The past few years have seen a lot of new cheese books in bookstores, due to the fact that cheese is becoming a hot topic here in the United States. As Americans, we’re finally waking up to an idea that the rest of the world has been keen on for hundreds (maybe thousands) of years. Cheese is an art form, and it should not be taken for granted.

To celebrate this awakening, I’m very excited to introduce you to one book in particular: Di Bruno Bros. House of Cheese: A Guide to Wedges, Recipes, and Pairings. Written with wit and candor by cheese writer Tenaya Darlington (of Madame Fromage fame) and the legion of cheese knowledge behind Philadelphia-based gourmet grocery shop Di Bruno Brothers, this relatively new release is a testament to dairy appreciation. Here you will find 170 of the world’s most beloved cheeses, divided into categories as charming as the cheeses themselves; think of anthropomorphized personality types, such as Mountain Men (alpine cheeses), Sugar Mamas (sweeter, desserty varieties), Wise Guys (cheeses that have been celebrated for ages), and Stinkers (not for the faint of olfactory sensibilities). Tenaya’s descriptions share all you wish you knew about each cheese, such as its origin, what milk it is made from, its overall personality, and a list of pairings that include wine, beer, and nibblings. With this book in hand, it’s like having a little cheesemonger in your pocket, whispering advice whenever you need it. [Read more...]

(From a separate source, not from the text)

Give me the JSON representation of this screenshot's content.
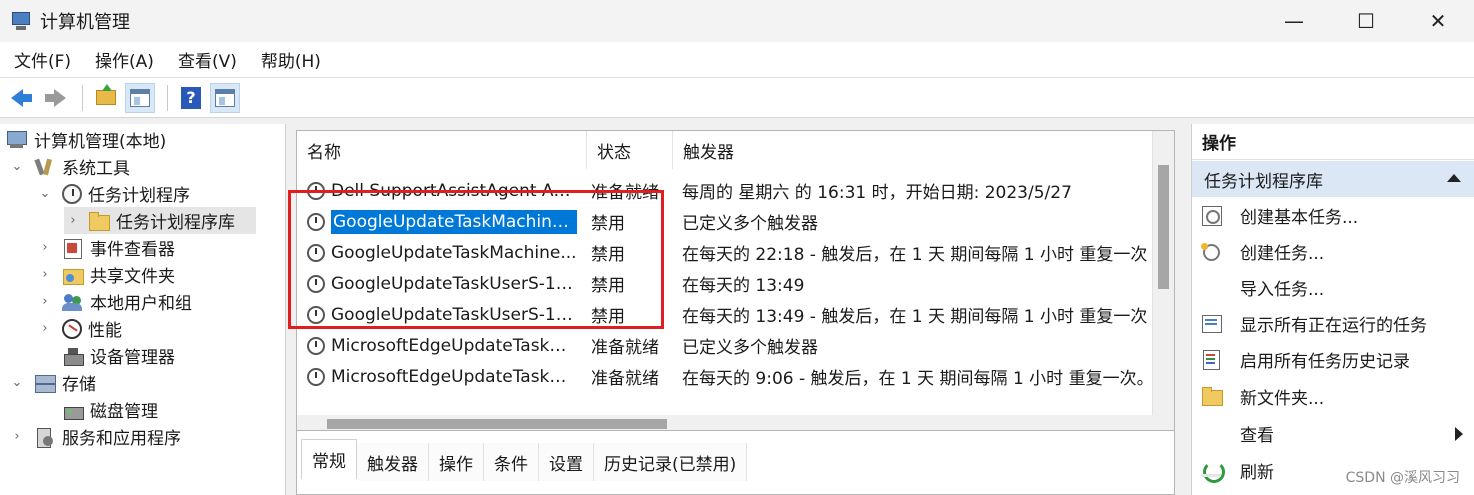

Turkey Mac-and-Cheeselets on KATU – Turkey Leftovers (Video)

Turkey Mac-and-Cheeselets on AM Northwest - Turkey Leftovers Video on http://www.theculinarylife.com

 

A few days ago I posted the recipe for our Turkey and Gouda Mac & Cheeselets, a great way to use up those turkey leftovers from Thanksgiving. In the few days since then, KATU in Portland aired a segment I filmed on how to make these cute little portable baked macaroni and cheese dumplings. It’s a long segment that essentially shows the entire turkey leftovers recipe from beginning to end. To print the recipe, go here.

Enjoy!